## [Website and app data records]
======
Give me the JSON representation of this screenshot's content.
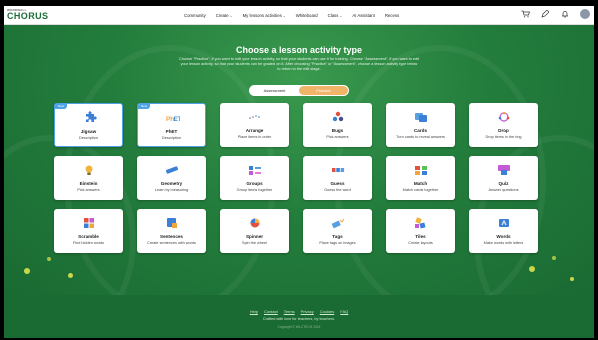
{
  "app": {
    "logo_small": "WORDWALL",
    "logo_main": "CHORUS"
  },
  "nav": [
    {
      "label": "Community",
      "dropdown": false
    },
    {
      "label": "Create",
      "dropdown": true
    },
    {
      "label": "My lessons activities",
      "dropdown": true
    },
    {
      "label": "Whiteboard",
      "dropdown": false
    },
    {
      "label": "Class",
      "dropdown": true
    },
    {
      "label": "AI Assistant",
      "dropdown": false
    },
    {
      "label": "Recess",
      "dropdown": false
    }
  ],
  "header": {
    "title": "Choose a lesson activity type",
    "description": "Choose \"Practice\", if you want to edit your lesson activity, so that your students can use it for training. Choose \"Assessment\", if you want to edit your lesson activity, so that your students can be graded on it. After choosing \"Practice\" or \"Assessment\", choose a lesson activity type below to return to the edit stage."
  },
  "mode_toggle": {
    "options": [
      "Assessment",
      "Practice"
    ],
    "selected": "Practice",
    "accent": "#f1b56a"
  },
  "badge_label": "New",
  "activities": [
    {
      "name": "Jigsaw",
      "sub": "Description",
      "icon": "puzzle-icon",
      "new": true,
      "selected": true
    },
    {
      "name": "PhET",
      "sub": "Description",
      "icon": "phet-logo",
      "new": true,
      "selected": true
    },
    {
      "name": "Arrange",
      "sub": "Place items in order",
      "icon": "arrange-icon",
      "new": false
    },
    {
      "name": "Bugs",
      "sub": "Pick answers",
      "icon": "bugs-icon",
      "new": false
    },
    {
      "name": "Cards",
      "sub": "Turn cards to reveal answers",
      "icon": "cards-icon",
      "new": false
    },
    {
      "name": "Drop",
      "sub": "Drop items in the ring",
      "icon": "drop-icon",
      "new": false
    },
    {
      "name": "Einstein",
      "sub": "Pick answers",
      "icon": "bulb-icon",
      "new": false
    },
    {
      "name": "Geometry",
      "sub": "Learn by measuring",
      "icon": "ruler-icon",
      "new": false
    },
    {
      "name": "Groups",
      "sub": "Group items together",
      "icon": "groups-icon",
      "new": false
    },
    {
      "name": "Guess",
      "sub": "Guess the word",
      "icon": "guess-icon",
      "new": false
    },
    {
      "name": "Match",
      "sub": "Match cards together",
      "icon": "match-icon",
      "new": false
    },
    {
      "name": "Quiz",
      "sub": "Answer questions",
      "icon": "quiz-icon",
      "new": false
    },
    {
      "name": "Scramble",
      "sub": "Find hidden words",
      "icon": "scramble-icon",
      "new": false
    },
    {
      "name": "Sentences",
      "sub": "Create sentences with words",
      "icon": "sentences-icon",
      "new": false
    },
    {
      "name": "Spinner",
      "sub": "Spin the wheel",
      "icon": "spinner-icon",
      "new": false
    },
    {
      "name": "Tags",
      "sub": "Place tags on images",
      "icon": "tags-icon",
      "new": false
    },
    {
      "name": "Tiles",
      "sub": "Create layouts",
      "icon": "tiles-icon",
      "new": false
    },
    {
      "name": "Words",
      "sub": "Make words with letters",
      "icon": "words-icon",
      "new": false
    }
  ],
  "footer": {
    "links": [
      "Help",
      "Contact",
      "Terms",
      "Privacy",
      "Cookies",
      "FAQ"
    ],
    "crafted": "Crafted with love for teachers, by teachers.",
    "copyright": "Copyright © WLCTECH 2024"
  },
  "colors": {
    "brand_green": "#1e7a3a",
    "selected_border": "#4da3e6"
  }
}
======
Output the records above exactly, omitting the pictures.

Give me the JSON representation of this screenshot's content.
{
  "app": {
    "logo_small": "WORDWALL",
    "logo_main": "CHORUS"
  },
  "nav": [
    {
      "label": "Community",
      "dropdown": false
    },
    {
      "label": "Create",
      "dropdown": true
    },
    {
      "label": "My lessons activities",
      "dropdown": true
    },
    {
      "label": "Whiteboard",
      "dropdown": false
    },
    {
      "label": "Class",
      "dropdown": true
    },
    {
      "label": "AI Assistant",
      "dropdown": false
    },
    {
      "label": "Recess",
      "dropdown": false
    }
  ],
  "header": {
    "title": "Choose a lesson activity type",
    "description": "Choose \"Practice\", if you want to edit your lesson activity, so that your students can use it for training. Choose \"Assessment\", if you want to edit your lesson activity, so that your students can be graded on it. After choosing \"Practice\" or \"Assessment\", choose a lesson activity type below to return to the edit stage."
  },
  "mode_toggle": {
    "options": [
      "Assessment",
      "Practice"
    ],
    "selected": "Practice",
    "accent": "#f1b56a"
  },
  "badge_label": "New",
  "activities": [
    {
      "name": "Jigsaw",
      "sub": "Description",
      "icon": "puzzle-icon",
      "new": true,
      "selected": true
    },
    {
      "name": "PhET",
      "sub": "Description",
      "icon": "phet-logo",
      "new": true,
      "selected": true
    },
    {
      "name": "Arrange",
      "sub": "Place items in order",
      "icon": "arrange-icon",
      "new": false
    },
    {
      "name": "Bugs",
      "sub": "Pick answers",
      "icon": "bugs-icon",
      "new": false
    },
    {
      "name": "Cards",
      "sub": "Turn cards to reveal answers",
      "icon": "cards-icon",
      "new": false
    },
    {
      "name": "Drop",
      "sub": "Drop items in the ring",
      "icon": "drop-icon",
      "new": false
    },
    {
      "name": "Einstein",
      "sub": "Pick answers",
      "icon": "bulb-icon",
      "new": false
    },
    {
      "name": "Geometry",
      "sub": "Learn by measuring",
      "icon": "ruler-icon",
      "new": false
    },
    {
      "name": "Groups",
      "sub": "Group items together",
      "icon": "groups-icon",
      "new": false
    },
    {
      "name": "Guess",
      "sub": "Guess the word",
      "icon": "guess-icon",
      "new": false
    },
    {
      "name": "Match",
      "sub": "Match cards together",
      "icon": "match-icon",
      "new": false
    },
    {
      "name": "Quiz",
      "sub": "Answer questions",
      "icon": "quiz-icon",
      "new": false
    },
    {
      "name": "Scramble",
      "sub": "Find hidden words",
      "icon": "scramble-icon",
      "new": false
    },
    {
      "name": "Sentences",
      "sub": "Create sentences with words",
      "icon": "sentences-icon",
      "new": false
    },
    {
      "name": "Spinner",
      "sub": "Spin the wheel",
      "icon": "spinner-icon",
      "new": false
    },
    {
      "name": "Tags",
      "sub": "Place tags on images",
      "icon": "tags-icon",
      "new": false
    },
    {
      "name": "Tiles",
      "sub": "Create layouts",
      "icon": "tiles-icon",
      "new": false
    },
    {
      "name": "Words",
      "sub": "Make words with letters",
      "icon": "words-icon",
      "new": false
    }
  ],
  "footer": {
    "links": [
      "Help",
      "Contact",
      "Terms",
      "Privacy",
      "Cookies",
      "FAQ"
    ],
    "crafted": "Crafted with love for teachers, by teachers.",
    "copyright": "Copyright © WLCTECH 2024"
  },
  "colors": {
    "brand_green": "#1e7a3a",
    "selected_border": "#4da3e6"
  }
}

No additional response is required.